TASK TO CARRY OUT:
Wherever a line in the records below contains "screenshot", copy that line.

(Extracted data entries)
==============================

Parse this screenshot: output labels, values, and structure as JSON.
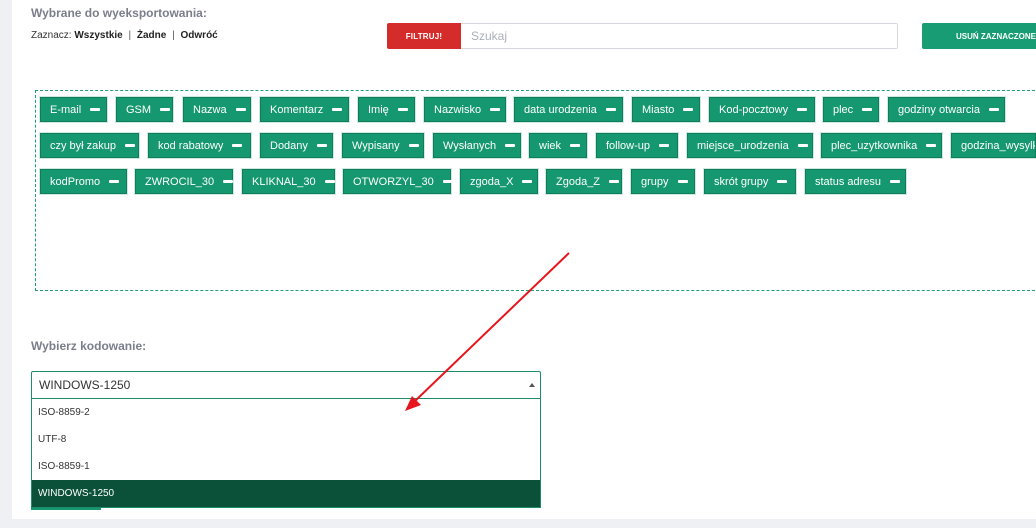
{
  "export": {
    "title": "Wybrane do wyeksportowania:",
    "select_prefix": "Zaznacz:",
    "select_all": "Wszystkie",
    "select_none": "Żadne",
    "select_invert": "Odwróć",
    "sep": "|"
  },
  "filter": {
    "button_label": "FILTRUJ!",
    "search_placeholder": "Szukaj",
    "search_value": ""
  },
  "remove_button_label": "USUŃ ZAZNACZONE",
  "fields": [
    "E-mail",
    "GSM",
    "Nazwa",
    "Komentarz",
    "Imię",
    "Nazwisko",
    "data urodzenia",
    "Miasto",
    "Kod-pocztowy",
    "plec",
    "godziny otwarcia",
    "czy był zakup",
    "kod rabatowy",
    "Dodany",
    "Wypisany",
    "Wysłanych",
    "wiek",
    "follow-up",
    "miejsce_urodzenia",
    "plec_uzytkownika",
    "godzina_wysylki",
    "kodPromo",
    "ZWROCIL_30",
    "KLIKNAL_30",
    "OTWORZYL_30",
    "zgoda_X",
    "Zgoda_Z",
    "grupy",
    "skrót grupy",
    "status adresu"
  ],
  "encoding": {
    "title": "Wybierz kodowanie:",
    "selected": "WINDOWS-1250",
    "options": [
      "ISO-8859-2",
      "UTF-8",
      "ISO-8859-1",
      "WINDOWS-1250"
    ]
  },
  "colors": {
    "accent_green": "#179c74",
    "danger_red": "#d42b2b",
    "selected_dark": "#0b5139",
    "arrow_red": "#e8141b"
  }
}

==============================

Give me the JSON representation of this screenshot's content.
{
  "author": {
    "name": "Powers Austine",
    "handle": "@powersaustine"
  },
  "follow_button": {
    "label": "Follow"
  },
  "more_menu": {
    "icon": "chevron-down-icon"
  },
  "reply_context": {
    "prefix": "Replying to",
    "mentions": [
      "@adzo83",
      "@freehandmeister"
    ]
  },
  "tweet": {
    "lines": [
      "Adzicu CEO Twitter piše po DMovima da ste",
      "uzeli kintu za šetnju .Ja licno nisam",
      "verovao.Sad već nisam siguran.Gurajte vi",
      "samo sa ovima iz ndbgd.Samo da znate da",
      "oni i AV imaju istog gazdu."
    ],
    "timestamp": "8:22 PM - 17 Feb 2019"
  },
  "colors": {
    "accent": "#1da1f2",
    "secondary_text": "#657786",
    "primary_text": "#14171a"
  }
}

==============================

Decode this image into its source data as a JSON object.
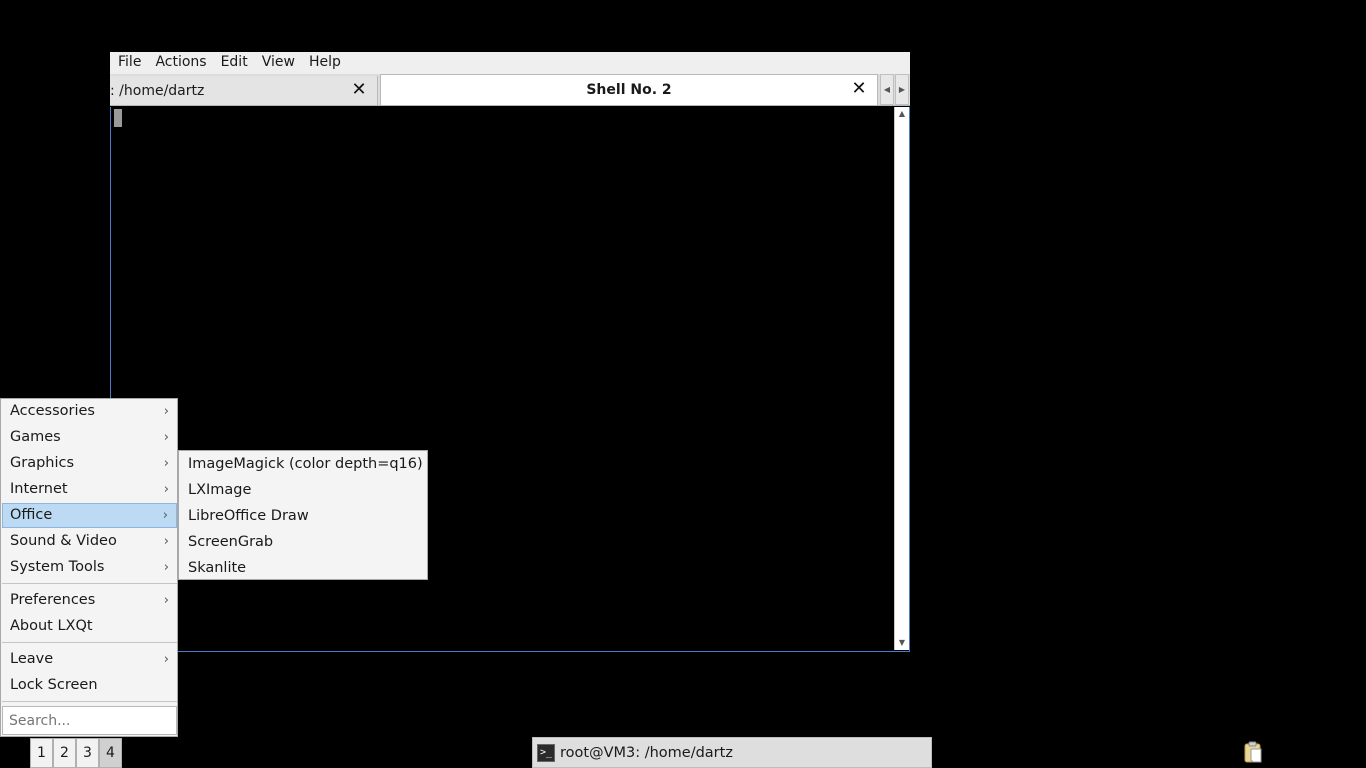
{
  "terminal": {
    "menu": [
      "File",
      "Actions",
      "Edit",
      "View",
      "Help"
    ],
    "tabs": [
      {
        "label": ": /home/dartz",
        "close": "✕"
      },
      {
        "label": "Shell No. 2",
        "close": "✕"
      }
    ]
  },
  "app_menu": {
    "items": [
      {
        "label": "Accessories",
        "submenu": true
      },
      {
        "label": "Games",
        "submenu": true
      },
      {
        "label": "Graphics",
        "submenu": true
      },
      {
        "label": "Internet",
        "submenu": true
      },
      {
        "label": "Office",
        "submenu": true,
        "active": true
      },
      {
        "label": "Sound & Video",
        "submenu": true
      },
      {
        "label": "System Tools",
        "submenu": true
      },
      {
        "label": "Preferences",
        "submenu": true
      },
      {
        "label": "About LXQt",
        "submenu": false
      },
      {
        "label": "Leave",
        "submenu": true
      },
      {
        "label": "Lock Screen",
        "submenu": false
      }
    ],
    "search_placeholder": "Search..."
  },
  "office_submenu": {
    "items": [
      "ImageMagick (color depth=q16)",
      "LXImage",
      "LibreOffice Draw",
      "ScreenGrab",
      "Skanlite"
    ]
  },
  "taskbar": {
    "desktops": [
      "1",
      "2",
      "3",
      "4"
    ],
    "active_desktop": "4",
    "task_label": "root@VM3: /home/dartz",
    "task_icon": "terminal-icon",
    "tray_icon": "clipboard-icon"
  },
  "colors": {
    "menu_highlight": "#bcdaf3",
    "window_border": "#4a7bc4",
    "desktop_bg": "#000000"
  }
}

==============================

FINISHED EXERCISE:
Parse this screenshot: output labels, values, and structure as JSON.
Give me the JSON representation of this screenshot's content.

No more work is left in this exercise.